# GIVEN RECORDS
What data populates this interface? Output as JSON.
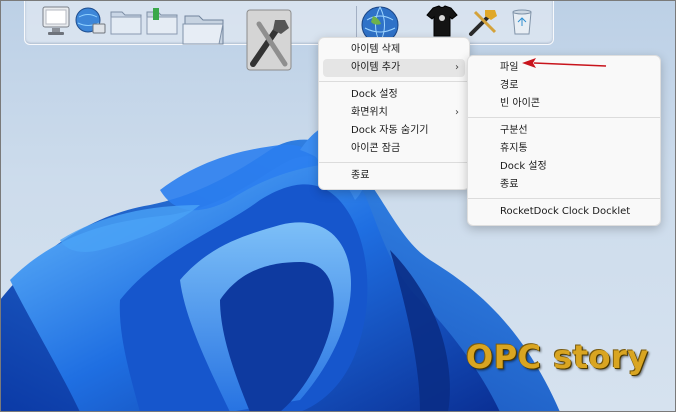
{
  "colors": {
    "bloom_dark": "#0a3aa8",
    "bloom_mid": "#1c6fe0",
    "bloom_light": "#5fb0f5",
    "arrow": "#c8141c",
    "watermark": "#d9a521"
  },
  "dock": {
    "icons": [
      "monitor-icon",
      "globe-network-icon",
      "folder-icon",
      "folder-tools-icon",
      "folder-open-icon",
      "tools-icon",
      "globe-icon",
      "tshirt-icon",
      "hammer-wrench-icon",
      "recycle-bin-icon"
    ]
  },
  "context_menu": {
    "items": [
      {
        "label": "아이템 삭제"
      },
      {
        "label": "아이템 추가",
        "has_submenu": true,
        "highlighted": true
      },
      {
        "label": "Dock 설정"
      },
      {
        "label": "화면위치",
        "has_submenu": true
      },
      {
        "label": "Dock 자동 숨기기"
      },
      {
        "label": "아이콘 잠금"
      },
      {
        "label": "종료"
      }
    ]
  },
  "submenu": {
    "items": [
      {
        "label": "파일"
      },
      {
        "label": "경로"
      },
      {
        "label": "빈 아이콘"
      },
      {
        "label": "구분선"
      },
      {
        "label": "휴지통"
      },
      {
        "label": "Dock 설정"
      },
      {
        "label": "종료"
      },
      {
        "label": "RocketDock Clock Docklet"
      }
    ]
  },
  "watermark": {
    "text": "OPC story"
  }
}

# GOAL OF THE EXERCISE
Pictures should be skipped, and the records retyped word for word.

# WRITTEN ANSWER
What data populates this interface? Output as JSON.
{
  "colors": {
    "bloom_dark": "#0a3aa8",
    "bloom_mid": "#1c6fe0",
    "bloom_light": "#5fb0f5",
    "arrow": "#c8141c",
    "watermark": "#d9a521"
  },
  "dock": {
    "icons": [
      "monitor-icon",
      "globe-network-icon",
      "folder-icon",
      "folder-tools-icon",
      "folder-open-icon",
      "tools-icon",
      "globe-icon",
      "tshirt-icon",
      "hammer-wrench-icon",
      "recycle-bin-icon"
    ]
  },
  "context_menu": {
    "items": [
      {
        "label": "아이템 삭제"
      },
      {
        "label": "아이템 추가",
        "has_submenu": true,
        "highlighted": true
      },
      {
        "label": "Dock 설정"
      },
      {
        "label": "화면위치",
        "has_submenu": true
      },
      {
        "label": "Dock 자동 숨기기"
      },
      {
        "label": "아이콘 잠금"
      },
      {
        "label": "종료"
      }
    ]
  },
  "submenu": {
    "items": [
      {
        "label": "파일"
      },
      {
        "label": "경로"
      },
      {
        "label": "빈 아이콘"
      },
      {
        "label": "구분선"
      },
      {
        "label": "휴지통"
      },
      {
        "label": "Dock 설정"
      },
      {
        "label": "종료"
      },
      {
        "label": "RocketDock Clock Docklet"
      }
    ]
  },
  "watermark": {
    "text": "OPC story"
  }
}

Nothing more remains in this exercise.